Wintry Sting chills Fourth of July concert...
It was the Fourth of July Weekend, but Sting didn't seem to be in a summery mood as he began his Friday night concert in Camden. ''I'm as dark as December, I'm as cold as the man in the moon,'' he sang in the show's first song, 'The Hounds of Winter'.
A few songs later, he reminded the crowd that in his home country, England, people don't set off fireworks on the Fourth of July. ''They stay home and grumble,'' he said.
The former Police frontman, who shared a double bill with Natalie Merchant at the Blockbuster-Sony Music Entertainment Centre, didn't spend the whole night in a downbeat mood: The show included rousing versions of songs like 'Synchronicity II', 'When the World Is Running Down You Make the Best of What's Still Around' and 'Demolition Man', and solid performances of Police classics like 'Every Breath You Take' and 'Roxanne'. But it was hardly a feel-good extravaganza either. A surprisingly magic-less 'Every Little Thing She Does Is Magic' epitomized its worst tendencies. The Police's version of this song was instrumentally complex, but still exuberant. Sting's current band drummer Vinnie Colaiuta, guitarist Dominic Miller, keyboardist Kenny Kirkland and horn players Butch Thomas and Clark Gayton drained the life out of it, ambitiously adding polyrhythms and skittering fills, but ignoring the sunny groove that made it a delight in the first place.
Throughout the show, Colaiuta showed disdain for simple, accessible grooves of any kind, playing busy patterns with harsh, clinical precision. This brand of playing may go down well in drum clinics, but Sting needs warmer playing to balance his cerebral instincts.
The show was also weighted down by songs from Sting's ponderous new album, 'Mercury Falling'. All the tricky 9/8 time of 'I Hung My Head' did was make the song sound stilted. 'Let Your Soul Be Your Pilot' and 'I Was Brought To My Senses' suffered from plodding rhythms and formulaic lyrics (e.g., ''I was blind, now I can see'').
Two songs from 'Mercury Falling', 'You Still Touch Me', a classically styled soul ballad, and the refreshingly breezy 'Lithium Sunset' fared better. And 'I'm So Happy I Can't Stop Crying', Sting's daring foray into country, became one of the show's most entertaining numbers when Sting invited an audience member to sing it with him. Delighted by his guest's guts and surprising vocal ability he had warned Sting he couldn't sing Sting played the warm, gracious host, letting his ''important artist'' guard down for a moment.
Sting also shined on 'Seven Days', reciting the storytelling lyrics with a touch of wry amusement, and ended the show with a graceful unplugged version of his ballad, 'Fragile'.

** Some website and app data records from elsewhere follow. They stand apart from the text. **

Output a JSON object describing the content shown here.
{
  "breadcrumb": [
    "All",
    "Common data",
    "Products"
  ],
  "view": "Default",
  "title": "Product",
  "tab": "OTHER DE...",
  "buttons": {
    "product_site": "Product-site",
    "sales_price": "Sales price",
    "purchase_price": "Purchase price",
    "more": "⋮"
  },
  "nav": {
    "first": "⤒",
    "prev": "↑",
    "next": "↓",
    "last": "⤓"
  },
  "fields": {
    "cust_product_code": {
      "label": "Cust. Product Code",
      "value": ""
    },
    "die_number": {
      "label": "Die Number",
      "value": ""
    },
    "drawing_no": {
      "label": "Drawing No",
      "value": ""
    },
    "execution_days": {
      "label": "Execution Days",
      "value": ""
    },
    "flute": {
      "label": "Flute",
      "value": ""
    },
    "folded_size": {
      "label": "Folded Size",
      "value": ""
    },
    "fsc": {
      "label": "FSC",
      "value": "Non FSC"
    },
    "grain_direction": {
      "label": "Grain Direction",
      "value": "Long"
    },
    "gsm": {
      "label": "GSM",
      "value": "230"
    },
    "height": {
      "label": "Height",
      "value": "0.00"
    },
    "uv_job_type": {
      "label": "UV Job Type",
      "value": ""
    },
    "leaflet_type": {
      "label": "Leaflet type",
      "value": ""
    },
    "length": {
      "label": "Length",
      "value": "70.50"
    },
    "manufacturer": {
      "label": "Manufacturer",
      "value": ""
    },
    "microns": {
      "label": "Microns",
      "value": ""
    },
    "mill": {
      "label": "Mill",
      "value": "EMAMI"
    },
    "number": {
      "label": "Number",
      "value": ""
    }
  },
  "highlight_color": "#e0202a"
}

He gave generous soloing time to his adept sidemen, and especially Thomas and Gayton, who specialized in soprano sax and trombone, respectively, but also played a variety of other horn instruments. Both took plenty of solos, frequently walking to the front of the stage to stand beside Sting, and added to the onstage energy with their synchronized, high-stepping dancing.
Sting was unwise, though, to let Thomas rap in the middle of 'Englishman in New York'. The segment was out of place in this melancholy song, and came off as a desperate attempt to be hip.
Opening act Natalie Merchant, who will headline her own amphitheater shows later this summer, has found success as a recording artist after leaving the band 10,000 Maniacs, but presented a show that didn't approach the power of the Maniacs at their best.
Her newly assembled band is adventurous, turning 'These Are Days', for instance, into the kind of breezy tropical celebration one might expect to hear at a Jimmy Buffett concert, and adding flamboyant blues-rock licks to 'Carnival'. But other jams were clumsy, and the band played several songs, including 'San Andreas Fault' and 'Eat For Two', at frustratingly slow tempos.
Merchant is still a charismatic performer, with her rich, deep voice, relaxed, slyly knowing vocal style and eccentric dancing: She sways and twirls as if she's in an intoxicating world of her own. But she has put together a band that doesn't always do her justice.
This was the last joint Sting/Merchant show of the summer, but both will be back in New Jersey soon. Sting will be at the Garden State Arts Center (which may be officially known as the PNC Bank Arts Center by showtime) tomorrow night, with the Cowboy Junkies opening; the show is sold out. Merchant will be at the Arts Center July 25; tickets, priced at $42 and $20 (lawn) are available through Ticketmaster and Ticketmaster Phone Charge, 201-507-8900.
(c) The Star-Ledger by Jay Lustig